By Leonard Pitts Jr.: Syndicated columnist
Satire is my favorite form of humor. In the hands of its most deft practitioners, it makes the ridiculous so plain, the idiotic so obvious, that you cannot help but laugh.
Take “All in the Family” as a sterling example. Literal-minded folks may have taken umbrage at Archie Bunker’s litany of racial, ethnic and religious insults, but we who fancied ourselves hip got the message, understood that the point was not to further bigotry but to make us see how absurd bigotry was.
So yeah, I love a good satire. But “Woofie Loves Snoop” is not a good satire.
Granted, I say that sight unseen. The cartoon, an episode of MTV2’s recent animated series, “Where My Dogs At?” is not airing presently and the network, under fire from critics incensed by the program, has not decided whether it will ever be repeated. So I’m forced to rely on press reports. But they paint a vivid picture.
“Where My Dogs At?” chronicles the misadventures of two stray canines who offer, or so it says on the Web site, a “hilariously uncensored dog’s-eye view of celebrity and pop culture insanity.”
The episode that created the uproar had a look-a-like of the rapper Snoop Dogg, who strolls into a pet store leading two black women. The women are wearing leashes. They walk on all fours. And from there, it gets worse. The women squat on their haunches scratching themselves and, upon departure, one leaves an odoriferous souvenir — that is to say, excrement — on the floor. This, it seems necessary to remind you, is meant to be funny.
Not everybody gets the joke. To the contrary, the thing has drawn howls of protest from a number of prominent blacks, including New York Daily News columnist Stanley Crouch, who condemned the cartoon for perpetuating “misogynist and dehumanizing” imagery.
I agree. But I’m also intrigued by MTV’s defense of the cartoon. The network, whose president is herself a black woman, issued a statement saying that “Woofie” was intended as a parody of an actual incident where the real Snoop Dogg showed up at an awards show accompanied by real women wearing chains and collars. “We certainly do not condone Snoop’s actions and the goal was to take aim at that incident for its insensitivity and outrageousness,” said MTV.
In other words: We didn’t mean to be taken seriously. We were doing satire. Some would say it’s a disingenuous explanation and maybe it is. But consider the implications if it is not.
I love a good satire — did I mention that already? — but for me, this episode stands as stark evidence that our world is becoming ever more satire proof. Or, perhaps more accurately, ever more self-satirizing.
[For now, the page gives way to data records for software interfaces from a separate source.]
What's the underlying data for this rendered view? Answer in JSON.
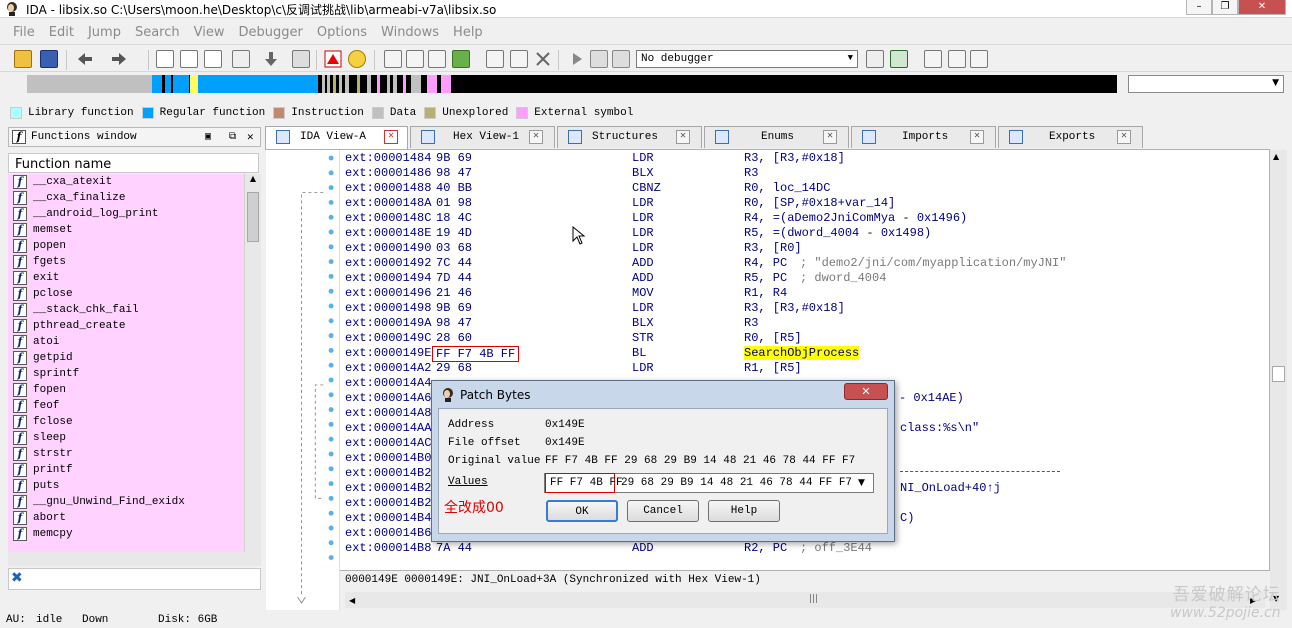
{
  "window": {
    "title": "IDA - libsix.so C:\\Users\\moon.he\\Desktop\\c\\反调试挑战\\lib\\armeabi-v7a\\libsix.so",
    "buttons": [
      "–",
      "❐",
      "✕"
    ]
  },
  "menu": [
    "File",
    "Edit",
    "Jump",
    "Search",
    "View",
    "Debugger",
    "Options",
    "Windows",
    "Help"
  ],
  "toolbar": {
    "debugger_select": "No debugger",
    "icons": [
      "open-file-icon",
      "save-icon",
      "back-arrow-icon",
      "forward-arrow-icon",
      "binary-search-icon",
      "text-search-icon",
      "code-icon",
      "data-icon",
      "unknown-icon",
      "run-icon",
      "pause-icon",
      "stop-icon"
    ]
  },
  "legend": [
    {
      "label": "Library function",
      "color": "#a8ffff"
    },
    {
      "label": "Regular function",
      "color": "#00a0ff"
    },
    {
      "label": "Instruction",
      "color": "#c08a70"
    },
    {
      "label": "Data",
      "color": "#c0c0c0"
    },
    {
      "label": "Unexplored",
      "color": "#b8b070"
    },
    {
      "label": "External symbol",
      "color": "#ff9cff"
    }
  ],
  "functions_window": {
    "title": "Functions window",
    "column": "Function name",
    "items": [
      "__cxa_atexit",
      "__cxa_finalize",
      "__android_log_print",
      "memset",
      "popen",
      "fgets",
      "exit",
      "pclose",
      "__stack_chk_fail",
      "pthread_create",
      "atoi",
      "getpid",
      "sprintf",
      "fopen",
      "feof",
      "fclose",
      "sleep",
      "strstr",
      "printf",
      "puts",
      "__gnu_Unwind_Find_exidx",
      "abort",
      "memcpy"
    ]
  },
  "tabs": [
    {
      "label": "IDA View-A",
      "active": true
    },
    {
      "label": "Hex View-1",
      "active": false
    },
    {
      "label": "Structures",
      "active": false
    },
    {
      "label": "Enums",
      "active": false
    },
    {
      "label": "Imports",
      "active": false
    },
    {
      "label": "Exports",
      "active": false
    }
  ],
  "disasm": [
    {
      "addr": "ext:00001484",
      "bytes": "9B 69",
      "mn": "LDR",
      "op": "R3, [R3,#0x18]",
      "cm": ""
    },
    {
      "addr": "ext:00001486",
      "bytes": "98 47",
      "mn": "BLX",
      "op": "R3",
      "cm": ""
    },
    {
      "addr": "ext:00001488",
      "bytes": "40 BB",
      "mn": "CBNZ",
      "op": "R0, loc_14DC",
      "cm": ""
    },
    {
      "addr": "ext:0000148A",
      "bytes": "01 98",
      "mn": "LDR",
      "op": "R0, [SP,#0x18+var_14]",
      "cm": ""
    },
    {
      "addr": "ext:0000148C",
      "bytes": "18 4C",
      "mn": "LDR",
      "op": "R4, =(aDemo2JniComMya - 0x1496)",
      "cm": ""
    },
    {
      "addr": "ext:0000148E",
      "bytes": "19 4D",
      "mn": "LDR",
      "op": "R5, =(dword_4004 - 0x1498)",
      "cm": ""
    },
    {
      "addr": "ext:00001490",
      "bytes": "03 68",
      "mn": "LDR",
      "op": "R3, [R0]",
      "cm": ""
    },
    {
      "addr": "ext:00001492",
      "bytes": "7C 44",
      "mn": "ADD",
      "op": "R4, PC",
      "cm": "; \"demo2/jni/com/myapplication/myJNI\""
    },
    {
      "addr": "ext:00001494",
      "bytes": "7D 44",
      "mn": "ADD",
      "op": "R5, PC",
      "cm": "; dword_4004"
    },
    {
      "addr": "ext:00001496",
      "bytes": "21 46",
      "mn": "MOV",
      "op": "R1, R4",
      "cm": ""
    },
    {
      "addr": "ext:00001498",
      "bytes": "9B 69",
      "mn": "LDR",
      "op": "R3, [R3,#0x18]",
      "cm": ""
    },
    {
      "addr": "ext:0000149A",
      "bytes": "98 47",
      "mn": "BLX",
      "op": "R3",
      "cm": ""
    },
    {
      "addr": "ext:0000149C",
      "bytes": "28 60",
      "mn": "STR",
      "op": "R0, [R5]",
      "cm": ""
    },
    {
      "addr": "ext:0000149E",
      "bytes": "FF F7 4B FF",
      "mn": "BL",
      "op": "SearchObjProcess",
      "cm": ""
    },
    {
      "addr": "ext:000014A2",
      "bytes": "29 68",
      "mn": "LDR",
      "op": "R1, [R5]",
      "cm": ""
    },
    {
      "addr": "ext:000014A4",
      "bytes": "",
      "mn": "",
      "op": "",
      "cm": ""
    },
    {
      "addr": "ext:000014A6",
      "bytes": "",
      "mn": "",
      "op": "- 0x14AE)",
      "cm": ""
    },
    {
      "addr": "ext:000014A8",
      "bytes": "",
      "mn": "",
      "op": "",
      "cm": ""
    },
    {
      "addr": "ext:000014AA",
      "bytes": "",
      "mn": "",
      "op": "class:%s\\n\"",
      "cm": ""
    },
    {
      "addr": "ext:000014AC",
      "bytes": "",
      "mn": "",
      "op": "",
      "cm": ""
    },
    {
      "addr": "ext:000014B0",
      "bytes": "",
      "mn": "",
      "op": "",
      "cm": ""
    },
    {
      "addr": "ext:000014B2",
      "bytes": "",
      "mn": "",
      "op": "",
      "cm": ""
    },
    {
      "addr": "ext:000014B2",
      "bytes": "",
      "mn": "",
      "op": "NI_OnLoad+40↑j",
      "cm": ""
    },
    {
      "addr": "ext:000014B2",
      "bytes": "",
      "mn": "",
      "op": "",
      "cm": ""
    },
    {
      "addr": "ext:000014B4",
      "bytes": "",
      "mn": "",
      "op": "C)",
      "cm": ""
    },
    {
      "addr": "ext:000014B6",
      "bytes": "03 68",
      "mn": "LDR",
      "op": "R3, [R0]",
      "cm": ""
    },
    {
      "addr": "ext:000014B8",
      "bytes": "7A 44",
      "mn": "ADD",
      "op": "R2, PC",
      "cm": "; off_3E44"
    }
  ],
  "sync_line": "0000149E 0000149E: JNI_OnLoad+3A (Synchronized with Hex View-1)",
  "patch_dialog": {
    "title": "Patch Bytes",
    "address_label": "Address",
    "address_value": "0x149E",
    "offset_label": "File offset",
    "offset_value": "0x149E",
    "original_label": "Original value",
    "original_value": "FF F7 4B FF 29 68 29 B9 14 48 21 46 78 44 FF F7",
    "values_label": "Values",
    "values_highlight": "FF F7 4B FF",
    "values_rest": "29 68 29 B9 14 48 21 46 78 44 FF F7",
    "annotation": "全改成00",
    "ok": "OK",
    "cancel": "Cancel",
    "help": "Help"
  },
  "status": {
    "au": "AU:",
    "state": "idle",
    "direction": "Down",
    "disk": "Disk: 6GB"
  },
  "watermark": {
    "line1": "吾爱破解论坛",
    "line2": "www.52pojie.cn"
  }
}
I mean, if satire is defined as exaggerating the real in order to show its absurdities, what do you do when the real is a man who leads women around on a leash? Where do you go with that? How do you make it more ridiculous than it already is?
Satire draws in broad strokes. It argues by caricature. But increasingly the social and political life of this country is nothing but broad strokes, nothing but caricature.
From the semen stained dress of a few years back, to the malaprop-ridden man in the White House; to the senator who says the Internet is a series of tubes, to the game show that requires you to eat worms; to Paris Hilton to Nicole Richie to no bottled water on airplanes, real life has become ridiculous and outrageous to a degree that often makes parody superfluous.
At the very least it makes parody more difficult while simultaneously giving moral cover to hacks who use parody as little more than an excuse to be mean and crude.
Archie Bunker left the building long ago and “Woofie” is a poor substitute. MTV, for all the high-mindedness of its stated purpose, is committing the sin it claims to abhor.
As they say in my neighborhood, ha ha hell. You can laugh if you want to. Some of us know when we’re being had.
Leonard Pitts is a columnist for the Miami Herald. Readers may contact him at: